For those unaware, the little acronym above stands for Do-It-Yourself-Direct-To-Garment printing. In layman’s terms, printing your own shirts and designs. Commercial DTGs can cost anywhere from $5,000 to $10,000 which for the hobbyist who only wants a few shirts is ridiculous. So you would think this field of technology would be hacked to no end, but we’ve actually only seen one other fully finished and working DIYDTG. So we took it upon ourselves to build a DIYDTG as cheaply and as successfully as possible. Continue reading “How-to: DIYDTG”

Musical shirt from toy keyboard

musical_shirt

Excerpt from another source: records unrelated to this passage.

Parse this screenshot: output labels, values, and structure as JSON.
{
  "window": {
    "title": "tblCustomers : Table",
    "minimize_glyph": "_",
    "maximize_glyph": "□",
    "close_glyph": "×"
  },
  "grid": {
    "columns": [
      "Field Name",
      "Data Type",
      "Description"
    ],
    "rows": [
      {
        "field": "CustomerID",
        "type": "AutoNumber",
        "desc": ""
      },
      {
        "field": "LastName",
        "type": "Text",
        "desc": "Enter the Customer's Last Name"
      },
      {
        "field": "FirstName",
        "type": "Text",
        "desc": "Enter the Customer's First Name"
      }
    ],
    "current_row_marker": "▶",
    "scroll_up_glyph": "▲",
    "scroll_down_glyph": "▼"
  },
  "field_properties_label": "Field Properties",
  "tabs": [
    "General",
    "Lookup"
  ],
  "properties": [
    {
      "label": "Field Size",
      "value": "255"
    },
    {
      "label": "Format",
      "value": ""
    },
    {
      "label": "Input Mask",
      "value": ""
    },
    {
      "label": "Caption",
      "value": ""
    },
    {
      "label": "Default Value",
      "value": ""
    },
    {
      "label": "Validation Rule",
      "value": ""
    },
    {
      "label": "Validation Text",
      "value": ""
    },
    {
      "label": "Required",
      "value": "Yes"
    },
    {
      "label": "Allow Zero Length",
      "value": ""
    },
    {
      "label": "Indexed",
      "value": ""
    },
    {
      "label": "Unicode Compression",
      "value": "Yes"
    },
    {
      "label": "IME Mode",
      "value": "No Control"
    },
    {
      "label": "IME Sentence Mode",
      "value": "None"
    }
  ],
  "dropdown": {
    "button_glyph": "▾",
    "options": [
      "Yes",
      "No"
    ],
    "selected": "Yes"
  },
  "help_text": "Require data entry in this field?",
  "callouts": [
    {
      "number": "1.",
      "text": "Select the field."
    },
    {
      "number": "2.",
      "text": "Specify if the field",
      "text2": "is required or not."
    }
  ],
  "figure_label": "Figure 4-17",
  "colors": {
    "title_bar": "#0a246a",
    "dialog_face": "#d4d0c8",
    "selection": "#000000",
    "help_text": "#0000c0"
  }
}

[mikamika] has put together a great tutorial on how to build this musical shirt. The whole process is covered, from taking apart the toy keyboard to laying out the circuit and creating the fabric switches.  He used the same method as [plusea] for the fabric buttons and conductive thread for most of the connections. It seems as though he has actually taken [plusea]’s wearable shirt project and added some polish. His looks good enough, he might even be able to make it through an airport.